Ali was 32. She was my wife and devoted mother to our two beautiful children, James (three) and Stella (one). When she collapsed at home in the early hours and called out to me I knew straight away that something bad was happening, but I wasn't prepared for just how bad. I didn't know it at the time but Ali was suffering a brain haemorrhage.
She made it to hospital and was still trying to move before being airlifted to hospital. By the time doctors were able to assess her she had suffered a second bleed and there was nothing they could do. I was devastated, mostly for our children who would now grow up without their mother, she loved them so very much.
Ali loved medical shows on television and made me watch them more than I liked. Because of this I knew what was coming next - the question of organ donation. We were registered donors but registering is the easy part. It was the hardest decision of my life. Hard because it felt like I was giving up on Ali, giving up on us and giving up on our children. Miracles happen, right?
Miracles do happen, just not for our family that day. Ali delivered a miracle to four other families whose lives have been changed forever. It has provided our family with some comfort to know that our Ali has been able to give something so special to four very sick Australians.
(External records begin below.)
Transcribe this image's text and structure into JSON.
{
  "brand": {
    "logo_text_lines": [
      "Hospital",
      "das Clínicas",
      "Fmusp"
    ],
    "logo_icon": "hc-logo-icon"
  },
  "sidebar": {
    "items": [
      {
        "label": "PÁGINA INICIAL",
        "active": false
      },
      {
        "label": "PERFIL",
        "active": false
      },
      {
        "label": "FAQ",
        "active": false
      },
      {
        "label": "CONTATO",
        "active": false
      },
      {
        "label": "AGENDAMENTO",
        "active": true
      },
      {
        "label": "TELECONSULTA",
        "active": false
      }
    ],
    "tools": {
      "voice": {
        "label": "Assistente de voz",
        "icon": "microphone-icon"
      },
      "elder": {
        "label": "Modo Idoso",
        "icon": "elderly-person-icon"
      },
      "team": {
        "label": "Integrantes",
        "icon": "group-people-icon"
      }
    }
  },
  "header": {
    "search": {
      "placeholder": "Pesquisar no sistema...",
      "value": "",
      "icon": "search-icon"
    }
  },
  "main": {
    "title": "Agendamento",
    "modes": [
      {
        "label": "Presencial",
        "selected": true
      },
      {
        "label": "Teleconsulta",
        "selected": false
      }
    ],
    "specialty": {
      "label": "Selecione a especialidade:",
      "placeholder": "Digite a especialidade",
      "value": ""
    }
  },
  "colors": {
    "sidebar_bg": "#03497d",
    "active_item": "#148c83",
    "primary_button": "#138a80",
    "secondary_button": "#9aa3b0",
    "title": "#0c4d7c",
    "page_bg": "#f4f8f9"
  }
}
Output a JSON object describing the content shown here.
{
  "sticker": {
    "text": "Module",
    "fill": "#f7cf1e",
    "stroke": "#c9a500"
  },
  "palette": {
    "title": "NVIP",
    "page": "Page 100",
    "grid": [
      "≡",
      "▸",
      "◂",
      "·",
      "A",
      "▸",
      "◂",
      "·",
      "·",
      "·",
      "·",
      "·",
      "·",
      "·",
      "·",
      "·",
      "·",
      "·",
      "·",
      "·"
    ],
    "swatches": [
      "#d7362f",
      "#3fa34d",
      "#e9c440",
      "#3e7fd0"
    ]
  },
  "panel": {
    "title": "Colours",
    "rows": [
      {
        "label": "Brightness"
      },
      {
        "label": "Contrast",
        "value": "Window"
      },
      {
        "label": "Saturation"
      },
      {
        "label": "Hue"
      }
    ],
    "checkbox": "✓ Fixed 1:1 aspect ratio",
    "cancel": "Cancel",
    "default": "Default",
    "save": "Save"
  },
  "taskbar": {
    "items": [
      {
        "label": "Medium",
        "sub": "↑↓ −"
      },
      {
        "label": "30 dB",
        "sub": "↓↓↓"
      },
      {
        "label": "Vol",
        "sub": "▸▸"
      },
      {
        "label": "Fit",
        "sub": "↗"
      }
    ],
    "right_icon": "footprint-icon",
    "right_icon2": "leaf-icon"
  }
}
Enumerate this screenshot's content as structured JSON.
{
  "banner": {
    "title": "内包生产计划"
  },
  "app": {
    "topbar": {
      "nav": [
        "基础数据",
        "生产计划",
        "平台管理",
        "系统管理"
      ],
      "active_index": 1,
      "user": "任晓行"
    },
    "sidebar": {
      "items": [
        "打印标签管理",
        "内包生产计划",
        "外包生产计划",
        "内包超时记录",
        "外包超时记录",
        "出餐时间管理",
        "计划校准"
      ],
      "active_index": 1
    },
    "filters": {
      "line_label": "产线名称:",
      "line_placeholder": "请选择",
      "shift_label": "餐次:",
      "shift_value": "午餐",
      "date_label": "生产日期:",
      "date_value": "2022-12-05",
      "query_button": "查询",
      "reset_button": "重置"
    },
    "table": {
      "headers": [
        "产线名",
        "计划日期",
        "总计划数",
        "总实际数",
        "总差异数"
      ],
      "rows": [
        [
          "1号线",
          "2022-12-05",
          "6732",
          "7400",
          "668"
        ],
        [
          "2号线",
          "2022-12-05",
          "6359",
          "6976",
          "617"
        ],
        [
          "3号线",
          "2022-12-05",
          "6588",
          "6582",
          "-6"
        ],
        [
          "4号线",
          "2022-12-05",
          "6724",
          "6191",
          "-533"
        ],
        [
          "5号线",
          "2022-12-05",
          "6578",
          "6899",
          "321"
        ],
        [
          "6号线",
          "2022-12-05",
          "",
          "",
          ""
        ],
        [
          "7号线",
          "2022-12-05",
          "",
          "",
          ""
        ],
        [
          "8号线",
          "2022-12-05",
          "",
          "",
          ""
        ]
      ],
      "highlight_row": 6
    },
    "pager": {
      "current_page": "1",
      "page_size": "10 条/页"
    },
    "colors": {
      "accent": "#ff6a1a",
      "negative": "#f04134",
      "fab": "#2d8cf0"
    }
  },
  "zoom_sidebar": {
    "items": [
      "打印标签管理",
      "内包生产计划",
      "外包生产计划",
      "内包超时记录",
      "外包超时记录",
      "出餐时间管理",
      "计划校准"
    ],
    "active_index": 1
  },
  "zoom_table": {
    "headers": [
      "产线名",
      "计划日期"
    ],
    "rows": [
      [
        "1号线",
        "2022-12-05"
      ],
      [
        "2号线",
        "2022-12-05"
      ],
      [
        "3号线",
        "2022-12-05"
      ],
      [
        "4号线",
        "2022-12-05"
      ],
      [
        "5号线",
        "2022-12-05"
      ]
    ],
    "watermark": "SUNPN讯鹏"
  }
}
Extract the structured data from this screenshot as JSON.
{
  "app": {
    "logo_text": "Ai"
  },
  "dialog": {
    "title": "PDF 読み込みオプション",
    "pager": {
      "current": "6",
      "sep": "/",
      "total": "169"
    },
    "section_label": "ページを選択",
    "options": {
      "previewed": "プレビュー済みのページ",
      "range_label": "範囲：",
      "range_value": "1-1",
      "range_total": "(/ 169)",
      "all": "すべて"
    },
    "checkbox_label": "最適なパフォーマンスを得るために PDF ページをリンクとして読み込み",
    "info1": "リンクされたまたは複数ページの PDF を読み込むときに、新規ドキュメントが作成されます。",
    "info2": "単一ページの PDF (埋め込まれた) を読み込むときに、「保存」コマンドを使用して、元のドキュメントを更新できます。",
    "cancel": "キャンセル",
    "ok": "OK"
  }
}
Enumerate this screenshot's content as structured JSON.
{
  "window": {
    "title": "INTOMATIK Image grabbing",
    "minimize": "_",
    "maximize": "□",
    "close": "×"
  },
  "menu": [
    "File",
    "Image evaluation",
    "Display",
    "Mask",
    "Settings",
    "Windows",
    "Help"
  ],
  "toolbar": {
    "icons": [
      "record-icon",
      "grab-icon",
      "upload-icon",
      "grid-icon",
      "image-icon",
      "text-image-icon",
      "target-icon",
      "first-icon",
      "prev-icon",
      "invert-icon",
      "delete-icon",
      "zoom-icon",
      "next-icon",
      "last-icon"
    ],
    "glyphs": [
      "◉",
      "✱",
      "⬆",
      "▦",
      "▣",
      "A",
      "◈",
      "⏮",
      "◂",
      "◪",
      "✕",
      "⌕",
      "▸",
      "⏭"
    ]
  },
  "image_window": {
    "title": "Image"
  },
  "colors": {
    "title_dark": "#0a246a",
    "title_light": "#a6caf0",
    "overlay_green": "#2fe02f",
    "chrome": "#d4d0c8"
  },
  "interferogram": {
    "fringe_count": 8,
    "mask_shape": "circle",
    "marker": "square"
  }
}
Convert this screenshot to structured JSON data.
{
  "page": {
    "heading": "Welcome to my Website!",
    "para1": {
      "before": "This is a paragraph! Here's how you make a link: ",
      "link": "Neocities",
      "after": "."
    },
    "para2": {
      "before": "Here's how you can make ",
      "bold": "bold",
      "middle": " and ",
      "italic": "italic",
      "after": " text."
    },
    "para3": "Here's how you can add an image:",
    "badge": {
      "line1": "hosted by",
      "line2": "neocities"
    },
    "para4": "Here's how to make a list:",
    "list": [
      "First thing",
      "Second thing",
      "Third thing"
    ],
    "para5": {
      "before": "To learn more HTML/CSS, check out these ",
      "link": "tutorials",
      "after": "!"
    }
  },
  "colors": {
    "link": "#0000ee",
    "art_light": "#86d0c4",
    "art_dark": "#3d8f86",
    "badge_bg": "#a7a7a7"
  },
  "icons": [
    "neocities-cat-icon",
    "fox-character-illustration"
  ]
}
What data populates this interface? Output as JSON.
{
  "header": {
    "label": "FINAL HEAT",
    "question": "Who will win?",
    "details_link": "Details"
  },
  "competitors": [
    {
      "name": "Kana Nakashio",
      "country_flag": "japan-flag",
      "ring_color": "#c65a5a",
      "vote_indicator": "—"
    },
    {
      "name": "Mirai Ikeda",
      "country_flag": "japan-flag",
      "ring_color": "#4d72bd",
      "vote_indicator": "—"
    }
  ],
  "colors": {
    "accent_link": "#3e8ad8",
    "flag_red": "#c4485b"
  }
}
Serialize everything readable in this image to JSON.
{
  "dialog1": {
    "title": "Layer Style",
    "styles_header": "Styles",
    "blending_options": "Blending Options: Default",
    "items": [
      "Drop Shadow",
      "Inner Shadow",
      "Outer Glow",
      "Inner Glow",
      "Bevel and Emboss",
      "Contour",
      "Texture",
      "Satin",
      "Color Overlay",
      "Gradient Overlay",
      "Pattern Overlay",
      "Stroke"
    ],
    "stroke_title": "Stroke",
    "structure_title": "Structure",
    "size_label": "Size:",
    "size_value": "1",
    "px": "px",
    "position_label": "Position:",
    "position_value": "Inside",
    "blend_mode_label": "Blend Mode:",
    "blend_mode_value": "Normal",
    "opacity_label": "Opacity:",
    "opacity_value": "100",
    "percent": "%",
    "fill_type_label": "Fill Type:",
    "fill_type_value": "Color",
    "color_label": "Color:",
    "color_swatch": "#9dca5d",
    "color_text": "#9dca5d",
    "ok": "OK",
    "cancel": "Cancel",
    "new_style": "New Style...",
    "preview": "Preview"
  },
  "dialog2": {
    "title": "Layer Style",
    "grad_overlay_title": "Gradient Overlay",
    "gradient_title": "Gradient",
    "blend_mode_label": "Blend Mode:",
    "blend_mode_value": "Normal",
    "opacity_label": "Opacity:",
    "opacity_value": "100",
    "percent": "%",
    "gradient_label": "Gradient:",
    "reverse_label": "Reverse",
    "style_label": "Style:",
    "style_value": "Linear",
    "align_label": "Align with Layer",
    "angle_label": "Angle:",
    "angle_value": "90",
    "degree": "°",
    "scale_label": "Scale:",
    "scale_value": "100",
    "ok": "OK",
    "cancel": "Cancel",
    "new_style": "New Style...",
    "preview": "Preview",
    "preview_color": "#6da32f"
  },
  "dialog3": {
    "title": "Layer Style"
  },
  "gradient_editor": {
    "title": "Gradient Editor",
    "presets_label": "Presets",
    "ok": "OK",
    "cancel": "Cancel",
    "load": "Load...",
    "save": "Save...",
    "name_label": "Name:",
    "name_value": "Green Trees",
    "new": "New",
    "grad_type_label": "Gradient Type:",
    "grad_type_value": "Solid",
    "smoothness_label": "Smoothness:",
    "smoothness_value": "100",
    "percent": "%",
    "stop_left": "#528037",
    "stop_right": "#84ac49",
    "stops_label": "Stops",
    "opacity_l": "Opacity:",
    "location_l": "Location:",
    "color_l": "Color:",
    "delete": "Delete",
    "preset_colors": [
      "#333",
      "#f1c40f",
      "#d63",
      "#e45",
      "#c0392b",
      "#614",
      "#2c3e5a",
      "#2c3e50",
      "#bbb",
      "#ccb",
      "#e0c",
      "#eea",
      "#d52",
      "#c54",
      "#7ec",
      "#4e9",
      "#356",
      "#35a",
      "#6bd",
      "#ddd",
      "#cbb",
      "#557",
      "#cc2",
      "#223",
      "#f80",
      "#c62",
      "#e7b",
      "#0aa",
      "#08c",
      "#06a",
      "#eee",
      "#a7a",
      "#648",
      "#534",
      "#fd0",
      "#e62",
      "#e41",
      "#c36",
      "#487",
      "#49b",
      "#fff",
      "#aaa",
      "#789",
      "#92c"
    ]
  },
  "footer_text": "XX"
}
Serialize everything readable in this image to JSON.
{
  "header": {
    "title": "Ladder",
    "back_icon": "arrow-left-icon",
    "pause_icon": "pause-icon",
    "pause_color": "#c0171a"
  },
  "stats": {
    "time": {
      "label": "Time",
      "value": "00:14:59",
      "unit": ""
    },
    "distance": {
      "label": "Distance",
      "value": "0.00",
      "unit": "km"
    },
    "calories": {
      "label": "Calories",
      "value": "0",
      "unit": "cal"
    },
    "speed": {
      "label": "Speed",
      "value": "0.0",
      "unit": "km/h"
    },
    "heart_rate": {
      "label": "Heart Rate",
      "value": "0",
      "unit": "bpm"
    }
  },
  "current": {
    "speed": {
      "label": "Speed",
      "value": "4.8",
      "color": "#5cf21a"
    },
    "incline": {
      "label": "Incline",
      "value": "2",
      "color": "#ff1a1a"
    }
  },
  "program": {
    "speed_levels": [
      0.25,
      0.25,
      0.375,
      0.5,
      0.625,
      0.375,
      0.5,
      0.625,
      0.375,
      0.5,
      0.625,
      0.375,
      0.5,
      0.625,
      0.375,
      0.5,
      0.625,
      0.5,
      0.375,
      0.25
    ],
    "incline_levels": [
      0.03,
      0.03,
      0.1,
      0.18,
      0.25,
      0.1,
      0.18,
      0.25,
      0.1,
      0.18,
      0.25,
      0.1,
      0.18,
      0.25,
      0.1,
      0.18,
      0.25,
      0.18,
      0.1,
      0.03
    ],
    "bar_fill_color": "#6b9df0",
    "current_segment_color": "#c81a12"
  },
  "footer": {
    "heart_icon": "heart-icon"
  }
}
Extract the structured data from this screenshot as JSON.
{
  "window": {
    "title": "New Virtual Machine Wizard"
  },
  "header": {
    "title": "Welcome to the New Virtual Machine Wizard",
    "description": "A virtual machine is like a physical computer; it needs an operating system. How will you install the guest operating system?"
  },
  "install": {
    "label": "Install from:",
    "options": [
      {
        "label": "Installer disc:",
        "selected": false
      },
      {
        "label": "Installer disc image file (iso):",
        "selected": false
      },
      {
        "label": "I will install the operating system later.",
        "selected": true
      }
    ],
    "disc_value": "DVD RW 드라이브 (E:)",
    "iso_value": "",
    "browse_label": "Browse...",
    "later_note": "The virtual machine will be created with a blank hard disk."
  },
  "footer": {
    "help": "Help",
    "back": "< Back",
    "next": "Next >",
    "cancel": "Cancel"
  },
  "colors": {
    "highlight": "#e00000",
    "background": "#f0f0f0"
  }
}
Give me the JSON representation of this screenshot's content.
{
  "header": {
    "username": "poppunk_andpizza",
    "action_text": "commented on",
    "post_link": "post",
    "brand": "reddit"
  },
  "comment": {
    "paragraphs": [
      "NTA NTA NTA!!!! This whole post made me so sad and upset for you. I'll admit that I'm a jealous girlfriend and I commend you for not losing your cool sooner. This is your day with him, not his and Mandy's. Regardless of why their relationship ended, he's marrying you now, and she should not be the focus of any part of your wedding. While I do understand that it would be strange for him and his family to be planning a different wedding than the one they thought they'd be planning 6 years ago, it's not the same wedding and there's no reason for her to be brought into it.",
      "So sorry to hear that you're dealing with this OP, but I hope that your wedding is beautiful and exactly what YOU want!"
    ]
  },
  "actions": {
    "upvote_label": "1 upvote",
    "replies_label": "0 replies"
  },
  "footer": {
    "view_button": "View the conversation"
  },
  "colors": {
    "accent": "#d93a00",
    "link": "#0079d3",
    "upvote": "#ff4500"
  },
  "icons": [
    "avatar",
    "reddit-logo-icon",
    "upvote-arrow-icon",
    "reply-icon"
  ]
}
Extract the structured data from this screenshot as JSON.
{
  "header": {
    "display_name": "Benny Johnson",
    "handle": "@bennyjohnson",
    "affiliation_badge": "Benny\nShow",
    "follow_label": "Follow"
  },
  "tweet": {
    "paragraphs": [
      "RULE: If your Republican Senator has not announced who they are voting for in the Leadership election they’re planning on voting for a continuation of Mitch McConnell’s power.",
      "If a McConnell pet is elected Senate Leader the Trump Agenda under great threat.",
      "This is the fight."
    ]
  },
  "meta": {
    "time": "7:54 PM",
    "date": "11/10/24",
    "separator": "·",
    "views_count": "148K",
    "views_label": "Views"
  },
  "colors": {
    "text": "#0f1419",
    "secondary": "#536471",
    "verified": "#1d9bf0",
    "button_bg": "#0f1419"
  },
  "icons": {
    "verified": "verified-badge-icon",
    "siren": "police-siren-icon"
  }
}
If she were a soldier they would be awarding her a VC. Now Remembrance Day for me will be about remembering Ali and her life of giving to others.